#### EXERCISE OBJECTIVE
All lines holding the word "meta" are to be copied from the records beneath.

Web page and app entries:
#####

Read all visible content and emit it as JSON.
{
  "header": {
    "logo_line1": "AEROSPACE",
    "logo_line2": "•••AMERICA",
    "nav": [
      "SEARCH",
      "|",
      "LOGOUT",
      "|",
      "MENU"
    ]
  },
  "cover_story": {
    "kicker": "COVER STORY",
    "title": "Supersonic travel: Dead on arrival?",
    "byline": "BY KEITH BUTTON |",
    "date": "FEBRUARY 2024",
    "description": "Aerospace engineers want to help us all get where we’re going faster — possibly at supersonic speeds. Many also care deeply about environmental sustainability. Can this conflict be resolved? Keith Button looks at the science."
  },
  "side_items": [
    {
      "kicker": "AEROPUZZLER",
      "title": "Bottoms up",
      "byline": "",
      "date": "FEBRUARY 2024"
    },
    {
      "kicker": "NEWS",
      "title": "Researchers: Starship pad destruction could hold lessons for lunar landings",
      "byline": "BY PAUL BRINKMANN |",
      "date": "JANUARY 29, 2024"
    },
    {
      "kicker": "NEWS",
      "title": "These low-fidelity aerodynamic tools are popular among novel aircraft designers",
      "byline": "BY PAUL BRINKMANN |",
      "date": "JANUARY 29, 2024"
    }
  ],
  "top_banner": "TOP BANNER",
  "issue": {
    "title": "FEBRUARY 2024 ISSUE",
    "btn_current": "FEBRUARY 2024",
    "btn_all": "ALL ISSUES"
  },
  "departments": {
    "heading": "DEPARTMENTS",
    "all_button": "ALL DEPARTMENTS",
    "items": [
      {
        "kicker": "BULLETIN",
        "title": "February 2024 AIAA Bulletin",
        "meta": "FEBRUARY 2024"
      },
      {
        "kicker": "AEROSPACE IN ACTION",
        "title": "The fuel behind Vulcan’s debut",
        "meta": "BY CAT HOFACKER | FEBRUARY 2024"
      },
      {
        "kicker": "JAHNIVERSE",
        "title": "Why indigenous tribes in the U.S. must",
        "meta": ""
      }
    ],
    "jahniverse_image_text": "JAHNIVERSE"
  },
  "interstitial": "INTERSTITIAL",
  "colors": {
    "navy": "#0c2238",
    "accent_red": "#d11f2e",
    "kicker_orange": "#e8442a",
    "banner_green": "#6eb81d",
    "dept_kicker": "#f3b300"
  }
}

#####

#### OUTPUT FOR THIS TASK
        "meta": "FEBRUARY 2024"
        "meta": "BY CAT HOFACKER | FEBRUARY 2024"
        "meta": ""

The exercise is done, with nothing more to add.